RENTON, Wash. (AP) — New Seattle wide receiver Gary Jennings already has a connection with the quarterback he's about to start catching passes from.
He was once coached on a YMCA youth basketball team by Russell Wilson back in Richmond, Virginia.
"I don't know if it was that competitive. We couldn't even press, I don't think," Jennings said. "It was cool because he was a star player at the school, and he had a chance to be able to coach."
Jennings was the first of Seattle's picks on the final day of the NFL draft on Saturday. He was selected No. 120 overall in the fourth round, the first of three fourth-round selections by the Seahawks.
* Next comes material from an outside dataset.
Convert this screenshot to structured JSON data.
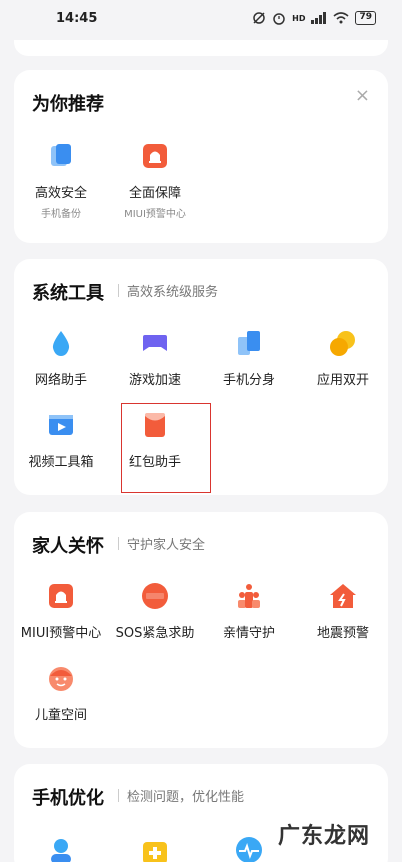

Seattle also selected Wake Forest guard Phil Haynes and Oregon cornerback Ugo Amadi.
Seattle added Washington linebacker Ben Burr-Kirven early in the fifth round, the Pac-12 defensive player of the year last season, and finished the last of its 10 picks by selecting Miami running back Travis Homer and Florida State defensive tackle Demarcus Christmas.
But it was Jennings and his connection with Wilson which grabbed the attention. Jennings attended The Collegiate School in Richmond through eighth grade, the same school as Wilson and his sister, Anna. It was Anna's team that Jennings played on and was coached by the Seahawks' QB and his father.
Jennings guessed he was in fourth grade, perhaps a little younger, when he was coached by Wilson. And he remembered Wilson, who was in high school, already being a star quarterback.
"Growing up in that school, I used to see him play quarterback. He was an amazing quarterback back in the day, too," Jennings said. "I saw him run back and forth across the field and someone was always wide open. They won state basically every year he was there."
Wilson tweeted later Saturday about being reunited with Jennings, who may end up being a potential slot receiver target for the QB.
Seattle clearly has concerns about whether Doug Baldwin will be able to play again after a myriad of injuries and offseason surgeries that has brought retirement into the picture. While Baldwin has been highly successful on the outside, he was most effective working out of the slot.
That's where Jennings could fit at least initially. Jennings played nearly 81 percent of his snaps last season at West Virginia in the slot, where he finished with 54 receptions and 13 touchdowns.
"It was a feeling like no other. For it to be Seattle as well, it's a perfect fit for me. For the system and what they do as an offense," Jennings said.
All of Seattle's picks on the final day seemed to fit a need. Haynes is a mauling guard who primarily is a run blocker and fits the mold of what Seattle has at the position with D.J. Fluker, Mike Iupati and last year with J.R. Sweezy. Amadi could project as Seattle's next nickel cornerback after splitting time between cornerback and safety at Oregon. Finding another option as a third cornerback was a priority after losing Justin Coleman in free agency.
"You have to be able to play with leverage, at nickel. Because the receiver has the two-way going in the middle of the field most of the time, so you have to learn how to use your help," Amadi said. "That's probably what helped my game to another level, because I understand leverage, I understood what the offense wants to do."
Burr-Kirven expects to contribute immediately on special teams after making the short drive across Lake Washington. Burr-Kirven led the nation in tackles as a senior with 176.
Homer is a developmental running back who adds depth for an offense that has made no secret in wanting to run the ball. And selecting Christmas addressed the one lingering vacancy in Seattle's draft of needing additional options on the interior defensive line.